= Problem to solve =
Repeat the entries exactly as they stand.

[Element data from apps and pages]
· · ·

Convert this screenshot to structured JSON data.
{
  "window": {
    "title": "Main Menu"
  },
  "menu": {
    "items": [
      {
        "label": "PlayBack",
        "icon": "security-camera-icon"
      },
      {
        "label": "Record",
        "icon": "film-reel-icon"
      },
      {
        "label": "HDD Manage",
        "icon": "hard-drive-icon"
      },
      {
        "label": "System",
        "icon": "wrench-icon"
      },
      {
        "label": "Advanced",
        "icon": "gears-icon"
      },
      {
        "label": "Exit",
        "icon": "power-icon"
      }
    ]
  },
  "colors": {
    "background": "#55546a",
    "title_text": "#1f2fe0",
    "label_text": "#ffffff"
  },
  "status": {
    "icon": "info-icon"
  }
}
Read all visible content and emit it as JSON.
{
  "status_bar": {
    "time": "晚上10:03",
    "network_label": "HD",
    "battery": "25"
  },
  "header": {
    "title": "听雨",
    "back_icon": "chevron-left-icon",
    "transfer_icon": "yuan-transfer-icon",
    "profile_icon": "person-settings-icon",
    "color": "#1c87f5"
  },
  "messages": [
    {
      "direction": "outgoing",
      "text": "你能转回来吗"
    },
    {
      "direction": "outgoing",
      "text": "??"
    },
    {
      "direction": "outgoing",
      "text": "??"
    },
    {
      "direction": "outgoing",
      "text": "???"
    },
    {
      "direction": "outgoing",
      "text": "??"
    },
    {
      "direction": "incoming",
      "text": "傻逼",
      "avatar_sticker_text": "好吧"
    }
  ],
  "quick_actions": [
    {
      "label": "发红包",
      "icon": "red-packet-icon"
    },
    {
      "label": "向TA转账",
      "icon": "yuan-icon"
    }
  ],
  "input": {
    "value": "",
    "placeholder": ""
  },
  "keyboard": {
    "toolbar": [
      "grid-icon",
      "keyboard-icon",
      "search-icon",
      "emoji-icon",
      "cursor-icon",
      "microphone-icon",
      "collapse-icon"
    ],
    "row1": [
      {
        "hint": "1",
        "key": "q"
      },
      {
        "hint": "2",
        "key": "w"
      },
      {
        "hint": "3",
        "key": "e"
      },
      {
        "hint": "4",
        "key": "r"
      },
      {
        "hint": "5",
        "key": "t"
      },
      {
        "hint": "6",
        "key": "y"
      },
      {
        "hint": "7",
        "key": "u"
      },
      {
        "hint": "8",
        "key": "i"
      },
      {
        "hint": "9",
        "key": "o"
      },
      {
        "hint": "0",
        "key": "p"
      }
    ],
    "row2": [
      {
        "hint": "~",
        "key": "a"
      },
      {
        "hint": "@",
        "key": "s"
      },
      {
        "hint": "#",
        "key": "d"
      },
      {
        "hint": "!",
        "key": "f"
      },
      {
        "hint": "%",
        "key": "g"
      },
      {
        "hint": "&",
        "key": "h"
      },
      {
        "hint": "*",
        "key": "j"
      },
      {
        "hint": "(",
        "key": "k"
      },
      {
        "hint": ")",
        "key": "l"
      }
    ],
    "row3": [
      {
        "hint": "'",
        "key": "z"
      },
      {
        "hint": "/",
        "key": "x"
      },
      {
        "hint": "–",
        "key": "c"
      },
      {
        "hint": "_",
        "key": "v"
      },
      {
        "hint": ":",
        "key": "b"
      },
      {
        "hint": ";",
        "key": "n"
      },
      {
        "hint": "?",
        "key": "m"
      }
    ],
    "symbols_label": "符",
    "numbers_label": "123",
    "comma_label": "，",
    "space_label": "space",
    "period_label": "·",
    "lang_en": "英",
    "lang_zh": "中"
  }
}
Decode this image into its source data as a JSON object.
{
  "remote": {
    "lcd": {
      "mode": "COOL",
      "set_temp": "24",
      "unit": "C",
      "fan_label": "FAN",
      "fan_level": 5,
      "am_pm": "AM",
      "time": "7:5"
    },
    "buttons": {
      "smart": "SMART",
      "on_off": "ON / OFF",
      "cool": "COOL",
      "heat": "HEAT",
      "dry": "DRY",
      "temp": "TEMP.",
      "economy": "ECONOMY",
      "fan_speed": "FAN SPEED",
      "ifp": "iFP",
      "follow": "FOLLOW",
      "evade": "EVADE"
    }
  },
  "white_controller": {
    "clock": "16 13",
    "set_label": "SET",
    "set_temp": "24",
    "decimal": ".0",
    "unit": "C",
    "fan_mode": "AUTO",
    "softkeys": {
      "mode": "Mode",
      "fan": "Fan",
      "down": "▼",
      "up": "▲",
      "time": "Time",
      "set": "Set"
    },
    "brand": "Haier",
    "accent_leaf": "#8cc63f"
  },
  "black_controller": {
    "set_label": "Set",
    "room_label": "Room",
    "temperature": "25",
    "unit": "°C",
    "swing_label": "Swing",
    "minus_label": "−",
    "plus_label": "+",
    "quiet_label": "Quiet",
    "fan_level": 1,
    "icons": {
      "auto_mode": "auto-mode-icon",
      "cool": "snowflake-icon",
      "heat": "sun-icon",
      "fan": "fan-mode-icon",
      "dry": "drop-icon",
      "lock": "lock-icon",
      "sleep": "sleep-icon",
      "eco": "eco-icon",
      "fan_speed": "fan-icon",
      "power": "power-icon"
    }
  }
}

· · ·

= Expected answer =
Convert this screenshot to structured JSON data.
{
  "window": {
    "title": "Main Menu"
  },
  "menu": {
    "items": [
      {
        "label": "PlayBack",
        "icon": "security-camera-icon"
      },
      {
        "label": "Record",
        "icon": "film-reel-icon"
      },
      {
        "label": "HDD Manage",
        "icon": "hard-drive-icon"
      },
      {
        "label": "System",
        "icon": "wrench-icon"
      },
      {
        "label": "Advanced",
        "icon": "gears-icon"
      },
      {
        "label": "Exit",
        "icon": "power-icon"
      }
    ]
  },
  "colors": {
    "background": "#55546a",
    "title_text": "#1f2fe0",
    "label_text": "#ffffff"
  },
  "status": {
    "icon": "info-icon"
  }
}
Read all visible content and emit it as JSON.
{
  "status_bar": {
    "time": "晚上10:03",
    "network_label": "HD",
    "battery": "25"
  },
  "header": {
    "title": "听雨",
    "back_icon": "chevron-left-icon",
    "transfer_icon": "yuan-transfer-icon",
    "profile_icon": "person-settings-icon",
    "color": "#1c87f5"
  },
  "messages": [
    {
      "direction": "outgoing",
      "text": "你能转回来吗"
    },
    {
      "direction": "outgoing",
      "text": "??"
    },
    {
      "direction": "outgoing",
      "text": "??"
    },
    {
      "direction": "outgoing",
      "text": "???"
    },
    {
      "direction": "outgoing",
      "text": "??"
    },
    {
      "direction": "incoming",
      "text": "傻逼",
      "avatar_sticker_text": "好吧"
    }
  ],
  "quick_actions": [
    {
      "label": "发红包",
      "icon": "red-packet-icon"
    },
    {
      "label": "向TA转账",
      "icon": "yuan-icon"
    }
  ],
  "input": {
    "value": "",
    "placeholder": ""
  },
  "keyboard": {
    "toolbar": [
      "grid-icon",
      "keyboard-icon",
      "search-icon",
      "emoji-icon",
      "cursor-icon",
      "microphone-icon",
      "collapse-icon"
    ],
    "row1": [
      {
        "hint": "1",
        "key": "q"
      },
      {
        "hint": "2",
        "key": "w"
      },
      {
        "hint": "3",
        "key": "e"
      },
      {
        "hint": "4",
        "key": "r"
      },
      {
        "hint": "5",
        "key": "t"
      },
      {
        "hint": "6",
        "key": "y"
      },
      {
        "hint": "7",
        "key": "u"
      },
      {
        "hint": "8",
        "key": "i"
      },
      {
        "hint": "9",
        "key": "o"
      },
      {
        "hint": "0",
        "key": "p"
      }
    ],
    "row2": [
      {
        "hint": "~",
        "key": "a"
      },
      {
        "hint": "@",
        "key": "s"
      },
      {
        "hint": "#",
        "key": "d"
      },
      {
        "hint": "!",
        "key": "f"
      },
      {
        "hint": "%",
        "key": "g"
      },
      {
        "hint": "&",
        "key": "h"
      },
      {
        "hint": "*",
        "key": "j"
      },
      {
        "hint": "(",
        "key": "k"
      },
      {
        "hint": ")",
        "key": "l"
      }
    ],
    "row3": [
      {
        "hint": "'",
        "key": "z"
      },
      {
        "hint": "/",
        "key": "x"
      },
      {
        "hint": "–",
        "key": "c"
      },
      {
        "hint": "_",
        "key": "v"
      },
      {
        "hint": ":",
        "key": "b"
      },
      {
        "hint": ";",
        "key": "n"
      },
      {
        "hint": "?",
        "key": "m"
      }
    ],
    "symbols_label": "符",
    "numbers_label": "123",
    "comma_label": "，",
    "space_label": "space",
    "period_label": "·",
    "lang_en": "英",
    "lang_zh": "中"
  }
}
Decode this image into its source data as a JSON object.
{
  "remote": {
    "lcd": {
      "mode": "COOL",
      "set_temp": "24",
      "unit": "C",
      "fan_label": "FAN",
      "fan_level": 5,
      "am_pm": "AM",
      "time": "7:5"
    },
    "buttons": {
      "smart": "SMART",
      "on_off": "ON / OFF",
      "cool": "COOL",
      "heat": "HEAT",
      "dry": "DRY",
      "temp": "TEMP.",
      "economy": "ECONOMY",
      "fan_speed": "FAN SPEED",
      "ifp": "iFP",
      "follow": "FOLLOW",
      "evade": "EVADE"
    }
  },
  "white_controller": {
    "clock": "16 13",
    "set_label": "SET",
    "set_temp": "24",
    "decimal": ".0",
    "unit": "C",
    "fan_mode": "AUTO",
    "softkeys": {
      "mode": "Mode",
      "fan": "Fan",
      "down": "▼",
      "up": "▲",
      "time": "Time",
      "set": "Set"
    },
    "brand": "Haier",
    "accent_leaf": "#8cc63f"
  },
  "black_controller": {
    "set_label": "Set",
    "room_label": "Room",
    "temperature": "25",
    "unit": "°C",
    "swing_label": "Swing",
    "minus_label": "−",
    "plus_label": "+",
    "quiet_label": "Quiet",
    "fan_level": 1,
    "icons": {
      "auto_mode": "auto-mode-icon",
      "cool": "snowflake-icon",
      "heat": "sun-icon",
      "fan": "fan-mode-icon",
      "dry": "drop-icon",
      "lock": "lock-icon",
      "sleep": "sleep-icon",
      "eco": "eco-icon",
      "fan_speed": "fan-icon",
      "power": "power-icon"
    }
  }
}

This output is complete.